"""

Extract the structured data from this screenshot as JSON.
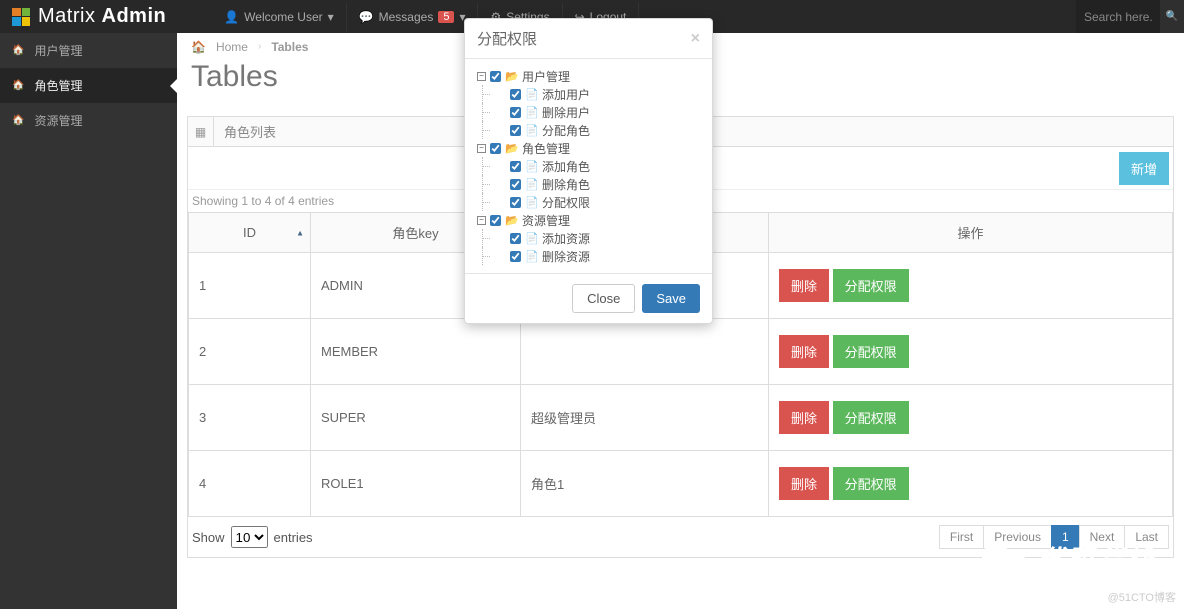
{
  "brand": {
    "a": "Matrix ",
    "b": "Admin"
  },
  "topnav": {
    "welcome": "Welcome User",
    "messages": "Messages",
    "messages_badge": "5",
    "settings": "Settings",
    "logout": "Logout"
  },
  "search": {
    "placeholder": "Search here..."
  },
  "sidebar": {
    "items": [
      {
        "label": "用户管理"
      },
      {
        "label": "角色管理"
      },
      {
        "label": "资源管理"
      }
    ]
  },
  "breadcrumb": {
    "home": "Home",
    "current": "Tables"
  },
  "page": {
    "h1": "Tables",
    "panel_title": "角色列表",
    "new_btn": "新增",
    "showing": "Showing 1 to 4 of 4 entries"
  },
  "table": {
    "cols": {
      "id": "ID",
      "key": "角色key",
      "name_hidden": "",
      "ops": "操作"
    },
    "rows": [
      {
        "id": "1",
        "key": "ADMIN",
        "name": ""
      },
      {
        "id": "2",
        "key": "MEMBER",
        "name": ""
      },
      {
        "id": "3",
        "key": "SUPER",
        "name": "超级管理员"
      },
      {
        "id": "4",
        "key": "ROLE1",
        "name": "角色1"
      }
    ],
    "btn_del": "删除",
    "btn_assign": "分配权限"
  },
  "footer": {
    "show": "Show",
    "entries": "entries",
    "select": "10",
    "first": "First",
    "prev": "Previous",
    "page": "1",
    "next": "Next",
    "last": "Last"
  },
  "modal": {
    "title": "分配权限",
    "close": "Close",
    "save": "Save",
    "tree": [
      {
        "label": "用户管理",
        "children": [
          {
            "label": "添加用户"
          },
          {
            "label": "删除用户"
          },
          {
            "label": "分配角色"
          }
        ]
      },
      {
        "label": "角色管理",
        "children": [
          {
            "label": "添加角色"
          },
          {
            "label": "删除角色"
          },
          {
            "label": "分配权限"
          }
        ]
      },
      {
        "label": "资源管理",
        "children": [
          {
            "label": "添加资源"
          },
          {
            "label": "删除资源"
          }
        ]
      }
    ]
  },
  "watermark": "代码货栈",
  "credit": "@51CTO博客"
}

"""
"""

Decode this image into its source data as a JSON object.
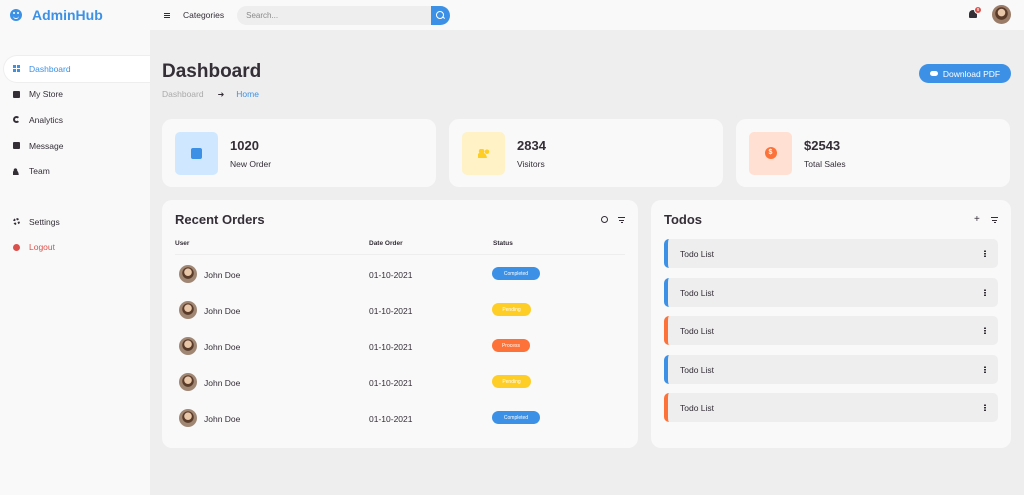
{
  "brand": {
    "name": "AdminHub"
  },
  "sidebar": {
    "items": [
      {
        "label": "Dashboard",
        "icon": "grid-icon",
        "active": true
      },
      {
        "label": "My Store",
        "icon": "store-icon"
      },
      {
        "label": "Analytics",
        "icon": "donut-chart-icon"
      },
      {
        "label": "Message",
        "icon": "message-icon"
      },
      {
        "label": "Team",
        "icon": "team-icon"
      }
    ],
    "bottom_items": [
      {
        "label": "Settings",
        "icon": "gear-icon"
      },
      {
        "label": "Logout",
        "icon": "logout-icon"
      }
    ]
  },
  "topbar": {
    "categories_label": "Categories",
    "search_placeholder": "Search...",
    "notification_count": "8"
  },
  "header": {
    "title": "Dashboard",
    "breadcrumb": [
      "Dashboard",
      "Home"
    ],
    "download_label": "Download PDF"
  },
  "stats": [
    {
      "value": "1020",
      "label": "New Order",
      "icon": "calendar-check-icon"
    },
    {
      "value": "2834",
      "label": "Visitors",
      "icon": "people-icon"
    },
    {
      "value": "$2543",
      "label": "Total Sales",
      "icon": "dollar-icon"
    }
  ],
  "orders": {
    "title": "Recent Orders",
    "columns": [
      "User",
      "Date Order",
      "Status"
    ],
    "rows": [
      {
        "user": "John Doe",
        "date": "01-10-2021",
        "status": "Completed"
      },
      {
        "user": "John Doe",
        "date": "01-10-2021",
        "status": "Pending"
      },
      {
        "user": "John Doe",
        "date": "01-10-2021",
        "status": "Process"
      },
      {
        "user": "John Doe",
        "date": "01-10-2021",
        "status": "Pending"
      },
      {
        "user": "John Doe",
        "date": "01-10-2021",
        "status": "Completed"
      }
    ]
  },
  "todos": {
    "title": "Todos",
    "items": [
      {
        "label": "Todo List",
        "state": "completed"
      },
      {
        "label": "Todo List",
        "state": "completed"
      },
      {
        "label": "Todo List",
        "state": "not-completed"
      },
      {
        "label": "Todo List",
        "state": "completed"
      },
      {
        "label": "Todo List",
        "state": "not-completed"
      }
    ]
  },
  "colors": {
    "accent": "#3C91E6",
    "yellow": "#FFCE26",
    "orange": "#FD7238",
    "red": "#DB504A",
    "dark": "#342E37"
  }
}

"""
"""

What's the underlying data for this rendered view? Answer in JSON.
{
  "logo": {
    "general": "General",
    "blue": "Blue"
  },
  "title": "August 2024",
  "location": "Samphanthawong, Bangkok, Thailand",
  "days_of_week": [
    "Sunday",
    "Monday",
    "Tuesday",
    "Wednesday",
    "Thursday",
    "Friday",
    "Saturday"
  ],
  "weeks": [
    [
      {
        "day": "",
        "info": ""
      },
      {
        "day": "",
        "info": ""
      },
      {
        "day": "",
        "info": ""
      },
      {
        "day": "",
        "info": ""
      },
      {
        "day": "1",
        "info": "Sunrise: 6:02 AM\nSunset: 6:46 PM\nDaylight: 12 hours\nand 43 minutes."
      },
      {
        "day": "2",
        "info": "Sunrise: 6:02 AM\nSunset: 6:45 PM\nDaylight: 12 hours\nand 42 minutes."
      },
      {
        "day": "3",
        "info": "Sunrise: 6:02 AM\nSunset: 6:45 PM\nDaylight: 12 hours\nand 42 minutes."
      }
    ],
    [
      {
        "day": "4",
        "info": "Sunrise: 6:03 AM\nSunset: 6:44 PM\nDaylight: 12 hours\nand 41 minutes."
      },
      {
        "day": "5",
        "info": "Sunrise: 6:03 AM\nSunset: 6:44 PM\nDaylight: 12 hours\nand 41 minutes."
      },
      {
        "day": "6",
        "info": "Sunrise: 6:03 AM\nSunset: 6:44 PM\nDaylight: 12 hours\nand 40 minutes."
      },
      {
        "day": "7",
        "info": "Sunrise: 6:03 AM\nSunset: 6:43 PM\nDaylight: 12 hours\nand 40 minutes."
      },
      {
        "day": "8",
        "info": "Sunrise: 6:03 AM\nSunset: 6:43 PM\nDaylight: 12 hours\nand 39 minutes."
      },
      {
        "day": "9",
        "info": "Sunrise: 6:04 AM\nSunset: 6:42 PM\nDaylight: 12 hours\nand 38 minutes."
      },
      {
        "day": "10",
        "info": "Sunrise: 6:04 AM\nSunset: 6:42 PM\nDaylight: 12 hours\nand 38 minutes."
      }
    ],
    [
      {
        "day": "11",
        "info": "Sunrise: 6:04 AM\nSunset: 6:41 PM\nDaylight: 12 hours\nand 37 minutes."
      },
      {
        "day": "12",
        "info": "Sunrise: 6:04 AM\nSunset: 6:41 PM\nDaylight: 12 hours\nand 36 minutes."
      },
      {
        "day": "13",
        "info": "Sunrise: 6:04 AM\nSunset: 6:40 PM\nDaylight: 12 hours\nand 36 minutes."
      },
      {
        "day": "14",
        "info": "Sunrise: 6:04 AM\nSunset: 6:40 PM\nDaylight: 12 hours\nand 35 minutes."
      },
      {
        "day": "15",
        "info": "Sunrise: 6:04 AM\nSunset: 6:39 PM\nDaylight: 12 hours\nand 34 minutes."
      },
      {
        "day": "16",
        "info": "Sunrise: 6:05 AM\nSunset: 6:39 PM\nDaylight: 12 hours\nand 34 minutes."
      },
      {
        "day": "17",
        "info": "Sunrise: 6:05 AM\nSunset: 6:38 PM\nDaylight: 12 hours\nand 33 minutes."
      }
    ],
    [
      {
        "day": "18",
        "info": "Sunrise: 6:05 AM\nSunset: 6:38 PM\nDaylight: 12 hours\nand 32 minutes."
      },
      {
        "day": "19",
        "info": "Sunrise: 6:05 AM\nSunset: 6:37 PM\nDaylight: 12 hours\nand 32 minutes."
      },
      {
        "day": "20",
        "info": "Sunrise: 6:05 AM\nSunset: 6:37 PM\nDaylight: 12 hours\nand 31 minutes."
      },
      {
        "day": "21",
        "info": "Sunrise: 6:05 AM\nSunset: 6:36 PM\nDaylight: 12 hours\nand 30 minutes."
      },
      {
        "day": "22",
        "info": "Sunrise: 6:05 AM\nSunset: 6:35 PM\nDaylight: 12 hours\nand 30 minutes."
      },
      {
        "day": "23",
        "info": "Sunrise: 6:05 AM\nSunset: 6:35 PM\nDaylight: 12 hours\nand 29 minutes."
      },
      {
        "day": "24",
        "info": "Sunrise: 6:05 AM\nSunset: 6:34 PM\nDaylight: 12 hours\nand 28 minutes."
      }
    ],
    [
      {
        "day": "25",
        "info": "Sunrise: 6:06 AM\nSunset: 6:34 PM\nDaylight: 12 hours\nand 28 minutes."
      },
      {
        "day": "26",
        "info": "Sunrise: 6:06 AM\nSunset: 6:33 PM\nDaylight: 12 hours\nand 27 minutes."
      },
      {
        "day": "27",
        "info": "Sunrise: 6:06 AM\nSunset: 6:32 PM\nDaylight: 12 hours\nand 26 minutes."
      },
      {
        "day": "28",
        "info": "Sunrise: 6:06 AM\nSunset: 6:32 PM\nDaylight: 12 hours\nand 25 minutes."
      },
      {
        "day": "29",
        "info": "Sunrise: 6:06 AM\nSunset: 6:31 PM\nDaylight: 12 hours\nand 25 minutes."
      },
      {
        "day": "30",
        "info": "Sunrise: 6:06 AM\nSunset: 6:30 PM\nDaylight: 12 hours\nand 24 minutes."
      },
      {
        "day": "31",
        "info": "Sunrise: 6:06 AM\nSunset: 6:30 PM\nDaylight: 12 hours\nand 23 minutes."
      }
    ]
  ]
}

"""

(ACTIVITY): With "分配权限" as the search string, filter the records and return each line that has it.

(WRITTEN RESPONSE):
    "btn_assign": "分配权限"
    "title": "分配权限",
            "label": "分配权限"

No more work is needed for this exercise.